For every line in the material below that holds "exan", report the line.
═══
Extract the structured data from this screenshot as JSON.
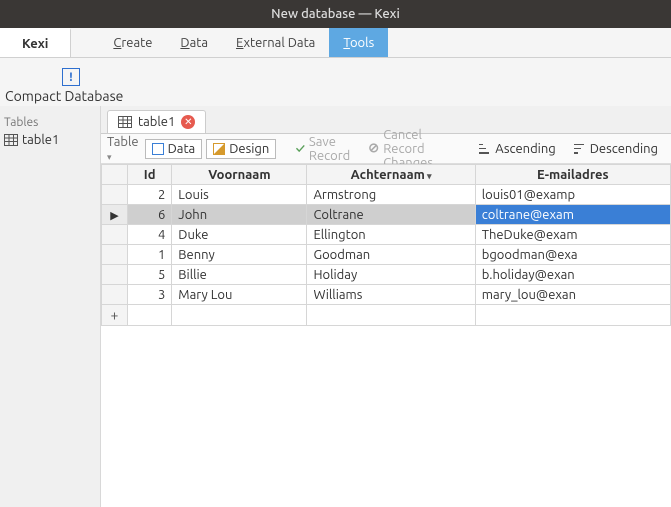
{
  "window": {
    "title": "New database — Kexi"
  },
  "app_tab": "Kexi",
  "menu": {
    "create": "Create",
    "data": "Data",
    "external": "External Data",
    "tools": "Tools"
  },
  "compact_db": "Compact Database",
  "sidebar": {
    "title": "Tables",
    "items": [
      {
        "label": "table1"
      }
    ]
  },
  "doc_tab": {
    "label": "table1"
  },
  "table_toolbar": {
    "label": "Table",
    "data_btn": "Data",
    "design_btn": "Design",
    "save": "Save Record",
    "cancel": "Cancel Record Changes",
    "asc": "Ascending",
    "desc": "Descending"
  },
  "grid": {
    "columns": [
      "Id",
      "Voornaam",
      "Achternaam",
      "E-mailadres"
    ],
    "sorted_col_index": 2,
    "selected_col_index": 3,
    "selected_row_index": 1,
    "rows": [
      {
        "id": 2,
        "first": "Louis",
        "last": "Armstrong",
        "email": "louis01@examp"
      },
      {
        "id": 6,
        "first": "John",
        "last": "Coltrane",
        "email": "coltrane@exam"
      },
      {
        "id": 4,
        "first": "Duke",
        "last": "Ellington",
        "email": "TheDuke@exam"
      },
      {
        "id": 1,
        "first": "Benny",
        "last": "Goodman",
        "email": "bgoodman@exa"
      },
      {
        "id": 5,
        "first": "Billie",
        "last": "Holiday",
        "email": "b.holiday@exan"
      },
      {
        "id": 3,
        "first": "Mary Lou",
        "last": "Williams",
        "email": "mary_lou@exan"
      }
    ]
  }
}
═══
### RESPONSE TO THE EXERCISE:
        "email": "b.holiday@exan"
        "email": "mary_lou@exan"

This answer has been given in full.